Requirement -> Which lines below contain the word "screenshot"? Copy each of them.

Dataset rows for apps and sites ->
-=-=-
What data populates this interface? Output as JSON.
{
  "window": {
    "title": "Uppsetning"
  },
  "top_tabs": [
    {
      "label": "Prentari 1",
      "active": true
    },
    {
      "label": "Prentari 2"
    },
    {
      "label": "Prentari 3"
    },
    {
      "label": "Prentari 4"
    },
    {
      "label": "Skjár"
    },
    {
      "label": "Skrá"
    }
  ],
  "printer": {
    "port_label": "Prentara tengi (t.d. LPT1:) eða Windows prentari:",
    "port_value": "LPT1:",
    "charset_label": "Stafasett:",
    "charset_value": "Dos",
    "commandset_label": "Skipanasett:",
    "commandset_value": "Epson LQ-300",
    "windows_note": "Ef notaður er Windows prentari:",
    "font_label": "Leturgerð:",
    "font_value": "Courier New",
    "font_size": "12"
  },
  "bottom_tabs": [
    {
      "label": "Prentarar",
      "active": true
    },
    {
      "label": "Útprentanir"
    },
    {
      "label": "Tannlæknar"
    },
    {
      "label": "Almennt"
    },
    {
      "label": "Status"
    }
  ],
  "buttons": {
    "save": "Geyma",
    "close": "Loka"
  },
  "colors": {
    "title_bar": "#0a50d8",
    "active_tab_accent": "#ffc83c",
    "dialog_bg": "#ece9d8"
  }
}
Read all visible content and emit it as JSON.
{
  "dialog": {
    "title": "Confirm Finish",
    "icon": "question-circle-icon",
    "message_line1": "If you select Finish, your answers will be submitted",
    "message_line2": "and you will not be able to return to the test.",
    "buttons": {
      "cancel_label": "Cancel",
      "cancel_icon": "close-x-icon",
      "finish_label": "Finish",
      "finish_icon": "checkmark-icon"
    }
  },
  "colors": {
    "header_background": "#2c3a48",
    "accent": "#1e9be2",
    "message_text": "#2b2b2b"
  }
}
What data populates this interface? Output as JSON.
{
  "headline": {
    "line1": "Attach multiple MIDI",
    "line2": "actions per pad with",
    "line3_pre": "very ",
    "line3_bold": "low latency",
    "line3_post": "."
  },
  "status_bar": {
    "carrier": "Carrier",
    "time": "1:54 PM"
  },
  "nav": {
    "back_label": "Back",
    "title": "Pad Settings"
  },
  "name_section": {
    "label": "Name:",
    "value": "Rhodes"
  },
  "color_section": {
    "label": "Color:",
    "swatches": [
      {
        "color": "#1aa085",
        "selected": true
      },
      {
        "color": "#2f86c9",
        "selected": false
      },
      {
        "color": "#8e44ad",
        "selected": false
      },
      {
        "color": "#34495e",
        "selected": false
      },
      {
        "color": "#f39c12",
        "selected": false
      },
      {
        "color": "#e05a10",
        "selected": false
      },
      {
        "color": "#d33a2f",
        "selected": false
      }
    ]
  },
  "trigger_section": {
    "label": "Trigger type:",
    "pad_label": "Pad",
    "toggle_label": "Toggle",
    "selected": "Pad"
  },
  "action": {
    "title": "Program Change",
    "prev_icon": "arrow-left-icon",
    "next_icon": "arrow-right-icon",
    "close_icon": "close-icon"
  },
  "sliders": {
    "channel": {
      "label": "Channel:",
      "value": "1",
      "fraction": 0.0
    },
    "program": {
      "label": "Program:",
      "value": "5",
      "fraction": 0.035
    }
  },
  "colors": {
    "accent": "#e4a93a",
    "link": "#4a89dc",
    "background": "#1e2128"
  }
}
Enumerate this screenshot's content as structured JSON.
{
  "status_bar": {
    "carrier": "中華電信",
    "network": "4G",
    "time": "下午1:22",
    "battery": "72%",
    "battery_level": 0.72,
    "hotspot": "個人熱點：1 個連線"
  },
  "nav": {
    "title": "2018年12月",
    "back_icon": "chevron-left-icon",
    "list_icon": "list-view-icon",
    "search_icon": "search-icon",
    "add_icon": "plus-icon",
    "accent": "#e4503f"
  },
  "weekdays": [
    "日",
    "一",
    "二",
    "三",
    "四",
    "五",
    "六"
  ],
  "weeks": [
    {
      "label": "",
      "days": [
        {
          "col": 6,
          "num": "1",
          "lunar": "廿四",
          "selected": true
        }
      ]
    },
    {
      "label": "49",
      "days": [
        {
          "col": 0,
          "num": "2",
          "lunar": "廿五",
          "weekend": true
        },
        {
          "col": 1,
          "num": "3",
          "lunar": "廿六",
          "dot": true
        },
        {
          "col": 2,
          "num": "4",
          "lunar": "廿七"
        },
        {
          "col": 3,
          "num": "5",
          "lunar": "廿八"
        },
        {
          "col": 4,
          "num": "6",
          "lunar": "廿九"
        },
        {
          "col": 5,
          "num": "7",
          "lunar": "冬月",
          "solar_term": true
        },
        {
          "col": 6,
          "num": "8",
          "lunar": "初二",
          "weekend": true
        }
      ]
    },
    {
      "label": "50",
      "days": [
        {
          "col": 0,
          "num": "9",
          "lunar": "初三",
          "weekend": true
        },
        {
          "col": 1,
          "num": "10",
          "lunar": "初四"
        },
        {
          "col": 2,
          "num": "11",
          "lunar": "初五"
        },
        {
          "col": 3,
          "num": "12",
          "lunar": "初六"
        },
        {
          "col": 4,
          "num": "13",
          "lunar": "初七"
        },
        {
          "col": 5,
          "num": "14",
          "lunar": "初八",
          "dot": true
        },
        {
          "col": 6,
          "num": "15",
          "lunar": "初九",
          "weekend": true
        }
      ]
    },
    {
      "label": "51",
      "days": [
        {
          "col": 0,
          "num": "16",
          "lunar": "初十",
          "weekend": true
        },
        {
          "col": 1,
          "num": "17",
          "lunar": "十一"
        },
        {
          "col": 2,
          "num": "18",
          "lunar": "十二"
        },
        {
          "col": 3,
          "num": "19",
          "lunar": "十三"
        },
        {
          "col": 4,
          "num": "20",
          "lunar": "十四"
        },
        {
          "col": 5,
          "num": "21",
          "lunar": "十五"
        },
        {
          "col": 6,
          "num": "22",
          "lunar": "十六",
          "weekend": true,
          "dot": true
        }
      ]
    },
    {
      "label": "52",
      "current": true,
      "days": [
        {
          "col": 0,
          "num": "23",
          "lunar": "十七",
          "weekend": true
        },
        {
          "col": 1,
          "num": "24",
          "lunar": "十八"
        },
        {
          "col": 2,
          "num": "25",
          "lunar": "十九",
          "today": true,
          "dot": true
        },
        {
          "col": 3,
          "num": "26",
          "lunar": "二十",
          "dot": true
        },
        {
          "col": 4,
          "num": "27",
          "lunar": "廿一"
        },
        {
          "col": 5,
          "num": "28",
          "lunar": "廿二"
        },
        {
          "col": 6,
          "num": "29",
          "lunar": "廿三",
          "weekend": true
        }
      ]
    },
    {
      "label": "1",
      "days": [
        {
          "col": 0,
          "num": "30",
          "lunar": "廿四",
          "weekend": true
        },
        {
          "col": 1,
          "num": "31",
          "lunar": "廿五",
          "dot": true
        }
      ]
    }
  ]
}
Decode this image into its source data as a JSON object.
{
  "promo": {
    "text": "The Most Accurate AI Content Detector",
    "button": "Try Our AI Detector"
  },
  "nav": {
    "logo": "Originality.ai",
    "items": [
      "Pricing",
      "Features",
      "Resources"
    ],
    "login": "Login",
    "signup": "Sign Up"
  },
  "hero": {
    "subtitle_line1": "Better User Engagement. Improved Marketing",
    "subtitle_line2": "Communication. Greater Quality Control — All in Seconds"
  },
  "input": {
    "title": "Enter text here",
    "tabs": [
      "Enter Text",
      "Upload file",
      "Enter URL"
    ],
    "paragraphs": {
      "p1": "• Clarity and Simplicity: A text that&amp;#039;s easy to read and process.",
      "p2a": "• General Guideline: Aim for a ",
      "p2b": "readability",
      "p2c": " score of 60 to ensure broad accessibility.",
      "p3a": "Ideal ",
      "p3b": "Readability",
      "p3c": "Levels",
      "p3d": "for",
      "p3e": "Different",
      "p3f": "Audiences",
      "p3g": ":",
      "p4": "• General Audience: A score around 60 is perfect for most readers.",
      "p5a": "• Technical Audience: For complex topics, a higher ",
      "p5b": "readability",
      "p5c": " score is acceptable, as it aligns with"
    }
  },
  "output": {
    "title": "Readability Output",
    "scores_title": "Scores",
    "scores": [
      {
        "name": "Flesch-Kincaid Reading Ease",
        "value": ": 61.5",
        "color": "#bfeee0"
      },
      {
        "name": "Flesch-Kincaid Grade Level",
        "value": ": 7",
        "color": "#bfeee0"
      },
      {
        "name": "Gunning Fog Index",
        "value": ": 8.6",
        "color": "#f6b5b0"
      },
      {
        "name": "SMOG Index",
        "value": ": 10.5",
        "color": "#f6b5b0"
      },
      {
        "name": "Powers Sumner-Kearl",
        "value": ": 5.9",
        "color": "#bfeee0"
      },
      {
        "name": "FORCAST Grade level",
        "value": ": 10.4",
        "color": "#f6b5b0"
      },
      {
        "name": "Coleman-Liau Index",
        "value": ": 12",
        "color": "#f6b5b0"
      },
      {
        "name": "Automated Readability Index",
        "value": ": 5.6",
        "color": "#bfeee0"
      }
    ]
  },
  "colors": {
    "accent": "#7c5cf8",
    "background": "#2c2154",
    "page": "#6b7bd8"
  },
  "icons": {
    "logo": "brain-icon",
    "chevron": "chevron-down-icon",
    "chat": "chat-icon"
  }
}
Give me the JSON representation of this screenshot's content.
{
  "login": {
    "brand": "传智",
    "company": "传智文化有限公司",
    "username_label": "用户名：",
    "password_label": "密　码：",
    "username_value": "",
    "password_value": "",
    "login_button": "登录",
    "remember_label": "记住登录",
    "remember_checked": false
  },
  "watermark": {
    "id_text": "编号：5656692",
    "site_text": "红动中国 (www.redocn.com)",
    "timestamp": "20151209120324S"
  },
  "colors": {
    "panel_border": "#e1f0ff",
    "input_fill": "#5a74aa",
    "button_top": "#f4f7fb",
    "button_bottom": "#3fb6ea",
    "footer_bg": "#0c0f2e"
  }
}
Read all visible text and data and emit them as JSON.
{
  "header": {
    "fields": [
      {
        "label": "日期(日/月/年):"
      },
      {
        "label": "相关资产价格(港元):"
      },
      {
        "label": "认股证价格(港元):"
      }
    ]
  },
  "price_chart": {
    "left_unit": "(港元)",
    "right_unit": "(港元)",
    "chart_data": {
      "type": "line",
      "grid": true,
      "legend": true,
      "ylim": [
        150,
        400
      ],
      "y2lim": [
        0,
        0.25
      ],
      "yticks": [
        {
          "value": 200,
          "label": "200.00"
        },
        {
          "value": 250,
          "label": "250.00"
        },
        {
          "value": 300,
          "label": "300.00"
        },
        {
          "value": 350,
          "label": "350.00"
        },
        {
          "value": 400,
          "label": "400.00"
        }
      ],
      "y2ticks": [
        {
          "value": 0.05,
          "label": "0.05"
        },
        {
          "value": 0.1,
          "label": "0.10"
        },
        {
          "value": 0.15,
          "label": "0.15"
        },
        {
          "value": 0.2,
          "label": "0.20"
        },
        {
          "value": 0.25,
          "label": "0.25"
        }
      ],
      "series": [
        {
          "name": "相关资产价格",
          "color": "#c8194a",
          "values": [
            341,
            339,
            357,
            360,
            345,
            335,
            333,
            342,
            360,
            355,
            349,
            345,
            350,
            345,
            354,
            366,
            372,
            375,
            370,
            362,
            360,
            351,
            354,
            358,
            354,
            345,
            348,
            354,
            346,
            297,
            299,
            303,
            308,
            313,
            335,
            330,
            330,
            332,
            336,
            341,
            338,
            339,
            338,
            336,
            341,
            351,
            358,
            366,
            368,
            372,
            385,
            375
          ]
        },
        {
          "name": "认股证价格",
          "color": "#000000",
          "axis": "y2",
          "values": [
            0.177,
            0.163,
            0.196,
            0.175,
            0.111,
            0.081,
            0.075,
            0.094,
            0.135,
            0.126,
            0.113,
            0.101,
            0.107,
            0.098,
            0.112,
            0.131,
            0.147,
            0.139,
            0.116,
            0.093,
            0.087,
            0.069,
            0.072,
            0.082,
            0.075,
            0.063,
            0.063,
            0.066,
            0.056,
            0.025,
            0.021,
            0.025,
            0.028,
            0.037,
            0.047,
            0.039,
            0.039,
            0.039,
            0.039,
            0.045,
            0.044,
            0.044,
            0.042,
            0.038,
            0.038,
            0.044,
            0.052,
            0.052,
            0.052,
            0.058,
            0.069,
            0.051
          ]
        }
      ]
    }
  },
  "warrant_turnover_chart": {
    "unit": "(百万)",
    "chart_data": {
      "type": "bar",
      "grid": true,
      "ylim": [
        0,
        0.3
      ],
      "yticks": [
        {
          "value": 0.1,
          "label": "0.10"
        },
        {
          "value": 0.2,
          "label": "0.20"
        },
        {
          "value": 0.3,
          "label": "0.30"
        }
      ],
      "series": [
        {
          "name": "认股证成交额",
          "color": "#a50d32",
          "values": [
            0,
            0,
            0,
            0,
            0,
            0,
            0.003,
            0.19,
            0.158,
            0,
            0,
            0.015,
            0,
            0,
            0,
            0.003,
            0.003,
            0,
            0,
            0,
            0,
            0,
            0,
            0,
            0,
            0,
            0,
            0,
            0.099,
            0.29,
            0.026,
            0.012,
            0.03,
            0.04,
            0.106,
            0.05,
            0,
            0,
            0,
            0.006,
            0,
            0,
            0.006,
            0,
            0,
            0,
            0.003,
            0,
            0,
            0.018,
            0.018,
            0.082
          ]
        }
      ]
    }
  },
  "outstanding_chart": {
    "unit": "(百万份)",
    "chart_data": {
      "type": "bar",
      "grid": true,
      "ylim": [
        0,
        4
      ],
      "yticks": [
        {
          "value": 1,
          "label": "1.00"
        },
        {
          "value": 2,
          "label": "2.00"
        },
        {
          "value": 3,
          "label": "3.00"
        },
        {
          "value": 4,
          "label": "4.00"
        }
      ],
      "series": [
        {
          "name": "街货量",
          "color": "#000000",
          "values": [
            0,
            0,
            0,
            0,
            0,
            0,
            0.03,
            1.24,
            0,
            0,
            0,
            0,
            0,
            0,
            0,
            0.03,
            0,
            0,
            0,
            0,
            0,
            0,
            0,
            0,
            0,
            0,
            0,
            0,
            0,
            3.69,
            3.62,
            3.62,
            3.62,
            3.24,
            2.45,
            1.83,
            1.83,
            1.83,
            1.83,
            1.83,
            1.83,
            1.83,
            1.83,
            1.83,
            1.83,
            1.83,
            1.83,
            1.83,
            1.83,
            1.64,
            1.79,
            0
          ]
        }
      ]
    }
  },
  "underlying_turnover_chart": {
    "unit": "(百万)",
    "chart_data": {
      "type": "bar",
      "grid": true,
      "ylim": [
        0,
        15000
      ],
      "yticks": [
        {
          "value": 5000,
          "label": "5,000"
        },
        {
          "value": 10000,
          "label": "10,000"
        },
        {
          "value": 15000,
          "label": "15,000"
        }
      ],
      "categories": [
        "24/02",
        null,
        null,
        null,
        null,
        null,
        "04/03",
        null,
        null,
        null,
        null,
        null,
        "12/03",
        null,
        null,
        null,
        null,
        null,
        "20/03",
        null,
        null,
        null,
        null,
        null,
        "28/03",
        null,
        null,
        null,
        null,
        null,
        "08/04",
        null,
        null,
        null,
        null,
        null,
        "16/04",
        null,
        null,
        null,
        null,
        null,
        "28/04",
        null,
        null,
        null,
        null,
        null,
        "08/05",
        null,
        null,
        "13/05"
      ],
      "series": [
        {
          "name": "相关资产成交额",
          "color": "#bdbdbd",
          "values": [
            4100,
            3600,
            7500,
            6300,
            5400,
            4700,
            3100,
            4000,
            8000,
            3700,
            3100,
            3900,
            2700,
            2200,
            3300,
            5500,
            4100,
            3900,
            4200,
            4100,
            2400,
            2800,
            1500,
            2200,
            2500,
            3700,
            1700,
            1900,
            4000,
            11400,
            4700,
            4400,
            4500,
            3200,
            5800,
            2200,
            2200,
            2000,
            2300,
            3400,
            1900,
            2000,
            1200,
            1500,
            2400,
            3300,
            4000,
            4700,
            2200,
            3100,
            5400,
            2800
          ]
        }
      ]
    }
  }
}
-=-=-
Reply ->
Enumerate this screenshot's content as structured JSON.
Give me the JSON representation of this screenshot's content.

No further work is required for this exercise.